(Dataset)

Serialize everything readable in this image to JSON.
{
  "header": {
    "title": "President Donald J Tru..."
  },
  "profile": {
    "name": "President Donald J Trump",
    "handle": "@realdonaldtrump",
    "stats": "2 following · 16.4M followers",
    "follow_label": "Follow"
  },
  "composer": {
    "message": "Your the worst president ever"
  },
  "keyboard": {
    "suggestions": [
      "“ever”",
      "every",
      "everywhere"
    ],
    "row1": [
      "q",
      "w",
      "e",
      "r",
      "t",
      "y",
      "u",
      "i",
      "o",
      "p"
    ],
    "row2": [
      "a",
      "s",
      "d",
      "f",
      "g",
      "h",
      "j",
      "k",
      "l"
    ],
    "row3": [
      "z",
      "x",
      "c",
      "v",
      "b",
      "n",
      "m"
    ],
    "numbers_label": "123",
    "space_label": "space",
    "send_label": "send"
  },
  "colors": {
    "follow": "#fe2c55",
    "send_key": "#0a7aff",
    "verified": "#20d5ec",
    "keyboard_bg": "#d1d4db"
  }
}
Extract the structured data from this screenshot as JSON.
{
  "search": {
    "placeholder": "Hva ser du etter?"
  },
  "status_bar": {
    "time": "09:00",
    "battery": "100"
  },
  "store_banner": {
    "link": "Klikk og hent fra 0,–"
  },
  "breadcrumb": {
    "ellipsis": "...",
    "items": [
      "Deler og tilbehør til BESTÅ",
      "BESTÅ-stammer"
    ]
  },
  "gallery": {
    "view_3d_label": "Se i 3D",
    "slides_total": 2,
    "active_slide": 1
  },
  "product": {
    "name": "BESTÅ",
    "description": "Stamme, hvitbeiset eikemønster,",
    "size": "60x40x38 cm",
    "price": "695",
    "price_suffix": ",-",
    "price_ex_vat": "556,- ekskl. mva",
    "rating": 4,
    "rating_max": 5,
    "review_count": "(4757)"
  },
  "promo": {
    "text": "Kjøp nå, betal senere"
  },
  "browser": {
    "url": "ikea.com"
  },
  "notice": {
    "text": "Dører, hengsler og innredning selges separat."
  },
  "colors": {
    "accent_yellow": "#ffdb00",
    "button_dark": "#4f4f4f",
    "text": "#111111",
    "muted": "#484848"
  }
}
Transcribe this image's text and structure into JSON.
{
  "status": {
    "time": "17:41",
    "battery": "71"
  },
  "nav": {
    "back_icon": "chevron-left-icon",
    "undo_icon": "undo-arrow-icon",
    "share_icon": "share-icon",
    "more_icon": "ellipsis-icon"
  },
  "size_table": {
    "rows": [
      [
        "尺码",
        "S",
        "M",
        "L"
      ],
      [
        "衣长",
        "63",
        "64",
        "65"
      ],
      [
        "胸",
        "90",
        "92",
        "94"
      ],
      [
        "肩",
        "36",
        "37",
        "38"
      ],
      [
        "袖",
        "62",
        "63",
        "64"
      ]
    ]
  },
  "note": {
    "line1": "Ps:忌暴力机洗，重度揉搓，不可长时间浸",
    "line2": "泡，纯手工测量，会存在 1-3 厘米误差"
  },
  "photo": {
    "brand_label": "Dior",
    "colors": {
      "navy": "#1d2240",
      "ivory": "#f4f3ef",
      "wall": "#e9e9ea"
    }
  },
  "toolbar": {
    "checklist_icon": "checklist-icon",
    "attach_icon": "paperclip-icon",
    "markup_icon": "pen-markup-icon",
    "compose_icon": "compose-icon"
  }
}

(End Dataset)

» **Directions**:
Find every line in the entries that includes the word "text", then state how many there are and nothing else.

» **Written response**:
4